Roger Mills was my friend. He passed away Monday morning in Florence, Alabama.
I met Roger when he came to be the minister for the Rodenberg Church of Christ in Biloxi. It was his second time to be the minister there. How many preachers can come back to the same church a second time? (Interestingly Rodenberg’s current minister is on his second term there as well.) That speaks highly of his work and the man he was.
Roger was an elderly, veteran gospel preacher when I met him for the first time. He never missed come to our preachers meetings. He was intently interested in each one of us, asking questions, hearing our thoughts and discussions without judgment. Roger was known for his unrelenting outreach to everyone he met. He utilized the media, often urging the church to spend money on television time. His gentle, winsome manner drew people to him … a grandfatherly figure who was anxious to share the Word of the Lord.
One of my favorite memories of Roger relates to our after-meeting meals. We would sometimes eat at McAllister’s Deli. One of their offerings is an open faced roast beef sandwich called the ‘Big Nasty’. It always made me laugh to see Roger at the register ordering a ‘Big Nasty’ … it just didn’t look right. He could eat it all. His diabetes, he said, left him always hungry – never satisfied.
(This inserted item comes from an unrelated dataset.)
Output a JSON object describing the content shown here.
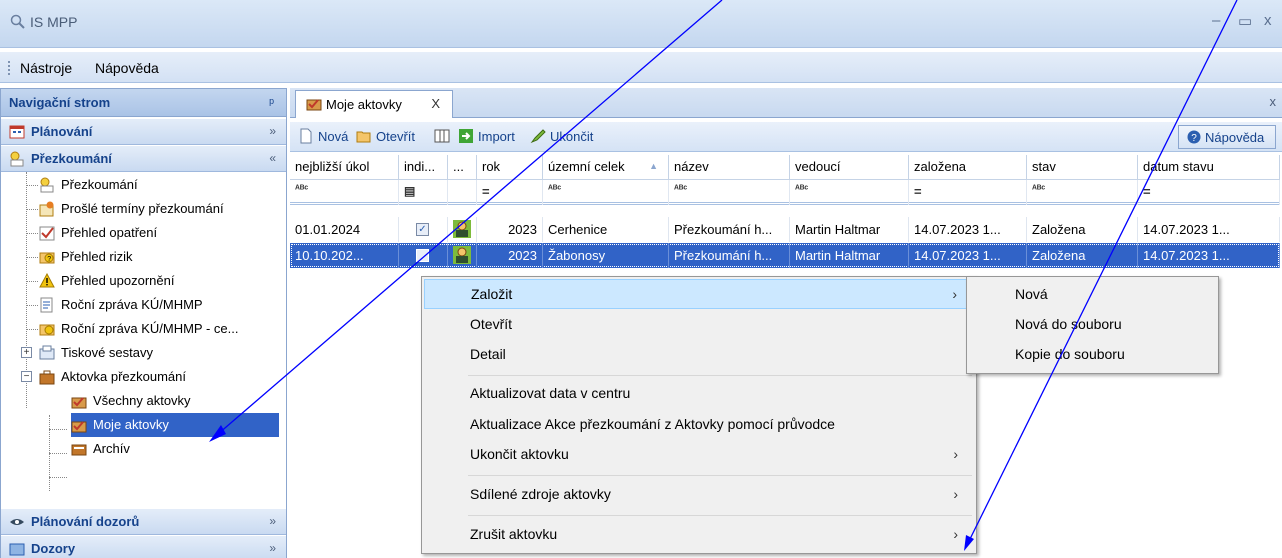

He was often the last one to order, having stayed behind in the vehicle to inject insulin.
More than anything else I will remember Roger for his stories about Hurricane Andrew. Roger was serving the church of Christ in Homestead, Florida when Hurricane Andrew passed over. Some of you may remember that Homestead was wiped off the map … flattened by Andrew, just as was South Louisiana when it made landfall a second time. But homestead wasn’t like rural South Louisiana. Homestead was the site of several subdivisions – and the heavy winds of Andrew revealed that the builders had cheated the owners by not using the proper braces, leaving the homes vulnerable. Roger would reflect upon that and how he just knew that the brotherhood of Churches of Christ would respond, not to give up hope. And he was right. The church helped the community first, then rebuilt their own building.
He told this story over and over. And then a few more times. Of course we were not rude enough to let him know he had already told us this. In a prophetic way, he was preparing us for the disaster of our lifetime: Katrina. Once Katrina raked across the Coast, coming ashore in Southern Mississippi near the Louisiana state line, the churches mobilized to reach out to others. Traumatized and shaken, we were bolstered by the thousands of people of faith who flooded us with love, supplies, help, and funds.
When cell service was restored we were grateful. One afternoon my phone rang. It was Roger. He wanted to know how we were. We cried with one another on the phone and prayed together.
And nowadays when I lapse into retelling the Katrina memories I know that there are those who are thinking that they’ve heard this a hundred times. But I now know why Roger retold those stories. They become a part of your soul, redefining who you are.
Roger and Thelma moved to her home of Florence, Alabama. He said he just could not withstand a hurricane again. I’m embarrassed to say I lost touch with my friend. About a year ago he called me and we talked for a while. Roger had grown a little fuzzy and I’m not completely sure he knew which one of us preachers from the Coast he was talking to. But he was asking for funds for Churches of Christ Disaster Relief Effort. Understandably, a cause close to his heart. We talked a few times. He told me his health was not good, but he was grateful to have a task … always working for God in some form or another.
When I get to heaven there are a lot of people I want to see. But I hope I can sit down with Roger, that we can eat a Big Nasty, and listen to him tell me one more time how God moved in his town after a hurricane.
Thanks for reading,